The 3DMark Sling Shot Extreme benchmark produces a 3DMark Sling Shot Extreme score, a Graphics score, and a Physics score. The scores are rounded to the nearest integer. The better a system's performance, the higher the score.
3DMark Sling Shot Extreme score
We use a weighted harmonic mean to calculate the 3DMark Sling Shot Extreme score from the Graphics and Physics scores.
3DMark Sling Shot Extreme score = (W_graphics + W_physics) / (W_graphics / S_graphics + W_physics / S_physics) Where: W_graphics = The Graphics score weight, equal to 7/9 W_physics = The Physics score weight, equal to 2/9 S_graphics = Graphics test score S_physics = Physics test score
For a balanced system, the weights reflect the ratio of the effects of GPU and CPU performance on the overall score. Balanced in this sense means the Graphics and CPU test scores are roughly the same magnitude.
Each Graphics test produces a raw performance result in frames per second (FPS). We take a harmonic mean of these raw results and multiply it by a scaling constant to get the Graphics score (S_graphics). A scaling constant brings the score in line with traditional 3DMark score levels.
S_graphics = 230 × 2 / (1 / F_gt1 + 1 / F_gt2) Where: F_gt1 = The average frame rate in FPS from Graphics Test 1 F_gt2 = The average frame rate in FPS from Graphics Test 2
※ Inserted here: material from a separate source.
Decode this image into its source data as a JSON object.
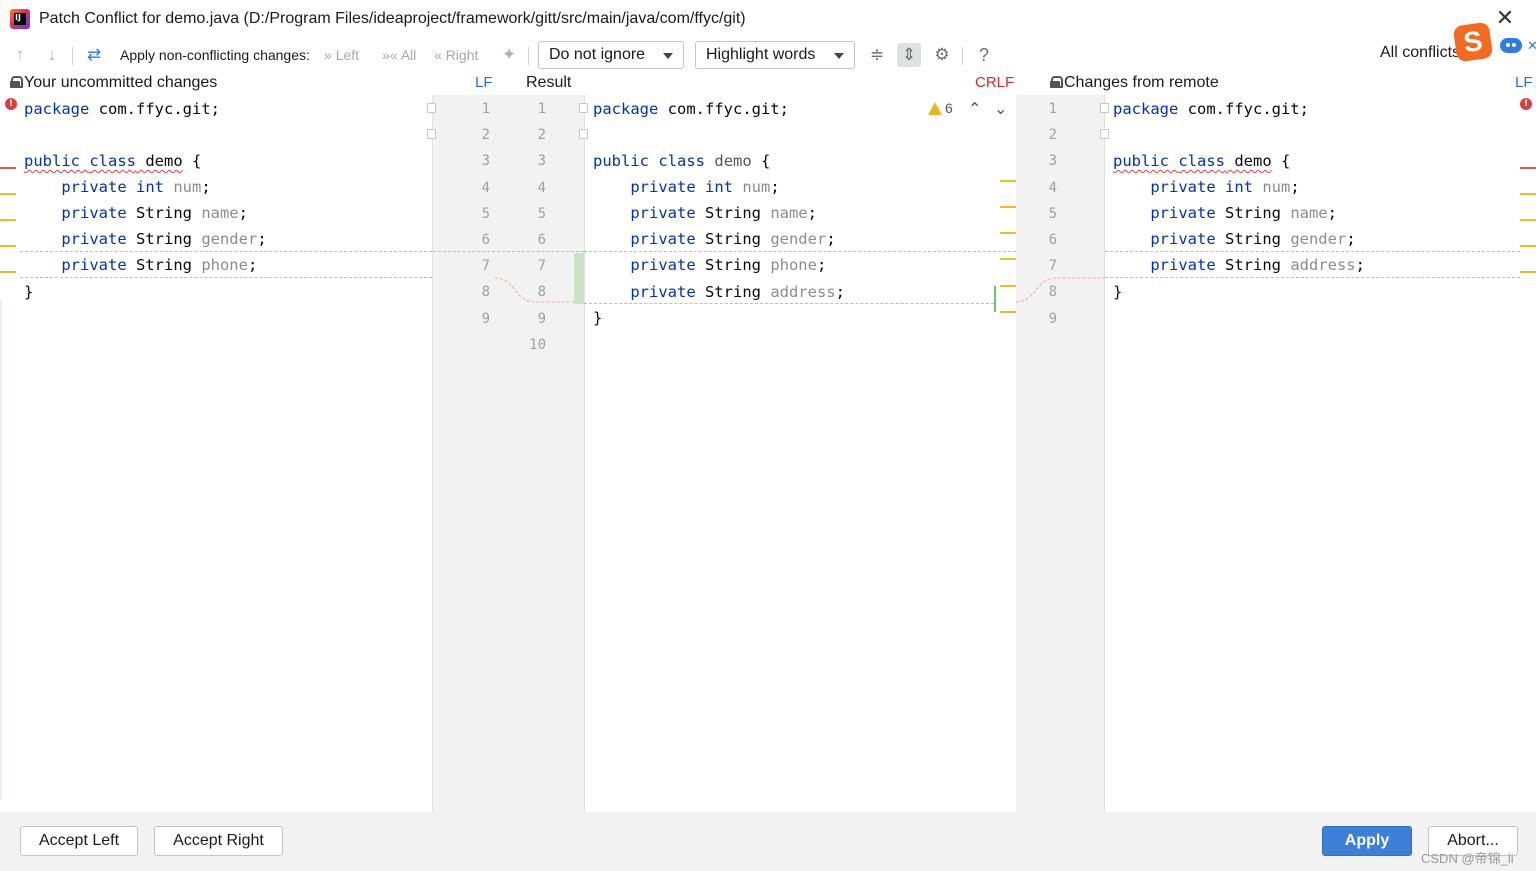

Each of the three levels in the Physics Test produces a raw performance result in frames per second (FPS). The Physics score is the sum of the raw results from levels that were completed within 90 seconds. A scaling constant brings the score in line with traditional 3DMark score levels.
S_physics = 9 × (N_p1 × W_p1 + N_p2 × W_p2 + N_p3 × W_p3) Where: S_physics = Physics score N_pn = The frame rate normalization factor for level N And: W_pn = max(0,min(L_high,F_n)) Where: L_high = The maximum frame rate limit, set to 60 F_n = Average frames per second for the current level
In Unlimited mode:
W_pn = max(0,F_n) Where: F_n = Average frames per second for the current level
The frame rate normalization factors N_p1, N_p2, and N_p3 are used to normalize the frame rates of the different levels before using them in score calculation. A set of reference CPUs is used to define the factors.
- N_p1 is always set to 1.
- N_p2 is the average relative frame rate difference of levels 1 and 2 on the reference CPUs.
- N_p3 is the average relative frame rate difference of levels 2 and 3 on the reference CPUs multiplied by N_p2.
Reference CPUs for Np2
Level 1 frame rate
Level 2 frame rate
Apple A7 (iPhone 5s)
Qualcomm Snapdragon 800 (LG Nexus 5)
Qualcomm Snapdragon 805 (Motorola Nexus 6)
Tegra K1 (NVIDIA SHIELD)
Reference CPUs for Np3
Level 2 frame rate
Level 3 frame rate
Intel Core i5-3317U
Intel Core i7 920
Frame rate normalization factors